Unhide is a little handy forensic tool to find hidden processes and TCP/UDP ports by rootkits / LKMs or by another hidden technique. This tools works under both Linux / Unix, and MS-Windows operating systems. From the man page:
It detects hidden processes using three techniques:
- The proc technique consists of comparing /proc with the output of /bin/ps.
- The sys technique consists of comparing information gathered from /bin/ps with information gathered from system calls.
- The brute technique consists of bruteforcing the all process IDs. This technique is only available on Linux 2.6 kernels.
Unix time (POSIX time) is a system for describing points in time, defined as the number of seconds elapsed since midnight Coordinated Universal Time (UTC) of January 1, 1970, not counting leap seconds.
Find out – if there any limit to the number of characters in a hostname under Linux?
Last time I wrote about how-to set or retrieve the CPU affinity of a running process given its PID or to launch a new COMMAND with a given CPU affinity.

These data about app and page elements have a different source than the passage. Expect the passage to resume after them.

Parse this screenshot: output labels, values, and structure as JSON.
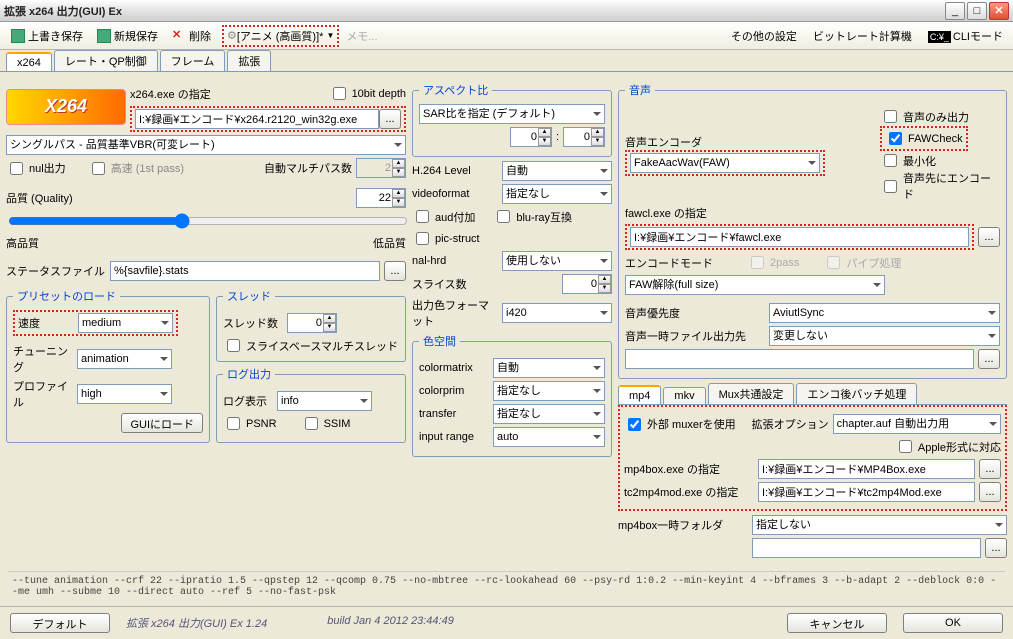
{
  "window": {
    "title": "拡張 x264 出力(GUI) Ex"
  },
  "toolbar": {
    "save_overwrite": "上書き保存",
    "save_new": "新規保存",
    "delete": "削除",
    "preset_profile": "[アニメ (高画質)]*",
    "memo": "メモ...",
    "other_settings": "その他の設定",
    "bitrate_calc": "ビットレート計算機",
    "cli_mode": "CLIモード"
  },
  "tabs": {
    "x264": "x264",
    "rate_qp": "レート・QP制御",
    "frame": "フレーム",
    "ext": "拡張"
  },
  "x264": {
    "exe_label": "x264.exe の指定",
    "tenbit": "10bit depth",
    "exe_path": "I:¥録画¥エンコード¥x264.r2120_win32g.exe",
    "mode": "シングルパス - 品質基準VBR(可変レート)",
    "nul_out": "nul出力",
    "fast_1st": "高速 (1st pass)",
    "auto_multipass": "自動マルチパス数",
    "auto_multipass_val": "2",
    "quality_label": "品質 (Quality)",
    "quality_val": "22",
    "hq": "高品質",
    "lq": "低品質",
    "statsfile_label": "ステータスファイル",
    "statsfile_val": "%{savfile}.stats"
  },
  "preset": {
    "legend": "プリセットのロード",
    "speed_label": "速度",
    "speed": "medium",
    "tune_label": "チューニング",
    "tune": "animation",
    "profile_label": "プロファイル",
    "profile": "high",
    "load_btn": "GUIにロード"
  },
  "thread": {
    "legend": "スレッド",
    "threads_label": "スレッド数",
    "threads": "0",
    "sliced": "スライスベースマルチスレッド"
  },
  "log": {
    "legend": "ログ出力",
    "level_label": "ログ表示",
    "level": "info",
    "psnr": "PSNR",
    "ssim": "SSIM"
  },
  "aspect": {
    "legend": "アスペクト比",
    "mode": "SAR比を指定 (デフォルト)",
    "w": "0",
    "h": "0"
  },
  "video": {
    "h264level_label": "H.264 Level",
    "h264level": "自動",
    "videoformat_label": "videoformat",
    "videoformat": "指定なし",
    "aud": "aud付加",
    "bluray": "blu-ray互換",
    "picstruct": "pic-struct",
    "nalhrd_label": "nal-hrd",
    "nalhrd": "使用しない",
    "slice_label": "スライス数",
    "slice": "0",
    "colorfmt_label": "出力色フォーマット",
    "colorfmt": "i420"
  },
  "color": {
    "legend": "色空間",
    "colormatrix_label": "colormatrix",
    "colormatrix": "自動",
    "colorprim_label": "colorprim",
    "colorprim": "指定なし",
    "transfer_label": "transfer",
    "transfer": "指定なし",
    "inputrange_label": "input range",
    "inputrange": "auto"
  },
  "audio": {
    "legend": "音声",
    "encoder_label": "音声エンコーダ",
    "encoder": "FakeAacWav(FAW)",
    "audio_only": "音声のみ出力",
    "fawcheck": "FAWCheck",
    "minimize": "最小化",
    "audio_first": "音声先にエンコード",
    "fawcl_label": "fawcl.exe の指定",
    "fawcl_path": "I:¥録画¥エンコード¥fawcl.exe",
    "enc_mode_label": "エンコードモード",
    "twopass": "2pass",
    "pipe": "パイプ処理",
    "enc_mode": "FAW解除(full size)",
    "priority_label": "音声優先度",
    "priority": "AviutlSync",
    "tmp_label": "音声一時ファイル出力先",
    "tmp": "変更しない",
    "tmp_path": ""
  },
  "mux": {
    "tabs": {
      "mp4": "mp4",
      "mkv": "mkv",
      "common": "Mux共通設定",
      "post": "エンコ後バッチ処理"
    },
    "use_ext": "外部 muxerを使用",
    "ext_opt_label": "拡張オプション",
    "ext_opt": "chapter.auf 自動出力用",
    "apple": "Apple形式に対応",
    "mp4box_label": "mp4box.exe の指定",
    "mp4box_path": "I:¥録画¥エンコード¥MP4Box.exe",
    "tc2mp4_label": "tc2mp4mod.exe の指定",
    "tc2mp4_path": "I:¥録画¥エンコード¥tc2mp4Mod.exe",
    "mp4tmp_label": "mp4box一時フォルダ",
    "mp4tmp": "指定しない",
    "mp4tmp_path": ""
  },
  "cmdline": "--tune animation --crf 22 --ipratio 1.5 --qpstep 12 --qcomp 0.75 --no-mbtree --rc-lookahead 60 --psy-rd 1:0.2 --min-keyint 4 --bframes 3 --b-adapt 2 --deblock 0:0 --me umh --subme 10 --direct auto --ref 5 --no-fast-psk",
  "footer": {
    "default": "デフォルト",
    "app": "拡張 x264 出力(GUI) Ex 1.24",
    "build": "build Jan  4 2012 23:44:49",
    "cancel": "キャンセル",
    "ok": "OK"
  }
}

If you try to mount an ext3 Linux filesystem on a SAN from multiple nodes at the same time you will be in serious deep trouble.

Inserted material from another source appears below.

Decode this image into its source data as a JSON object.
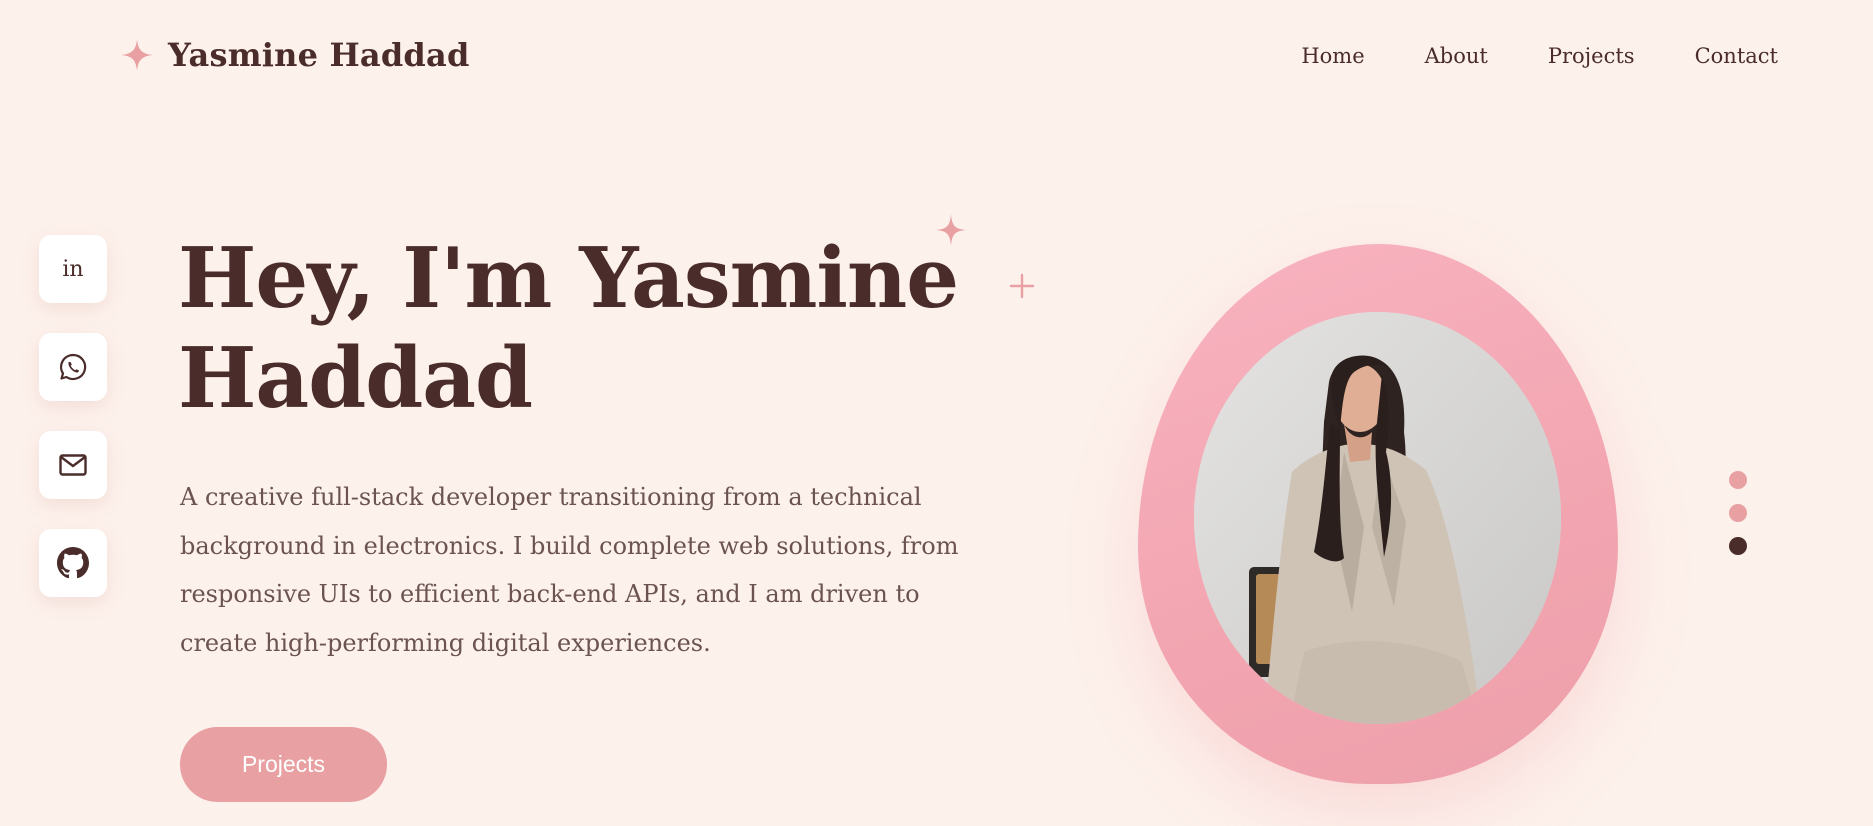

SAN based storage allows multiple nodes to connect to same devices at the same time. Ext3/2 are not cluster aware file system. They can lead to a disaster such as kernel panic, server hang, corruption etc.
You need to use something which supports:
- Useful in clusters for moderate scale out and shared SAN volumes
- Symmetrical Parallel Cluster File System, Journaled
- POSIX access controls
Both GFS (RedHat Global File System) and Lustre (a scalable, secure, robust, highly available cluster file system) can be used with SAN based storage allows multiple nodes to connect to same devices at the same time.
Many newbie get confused as Linux offers a number of file systems. This paper (Linux File System Primer) discusses these file systems, why there are so many, and which ones are the best to use for which workloads and data.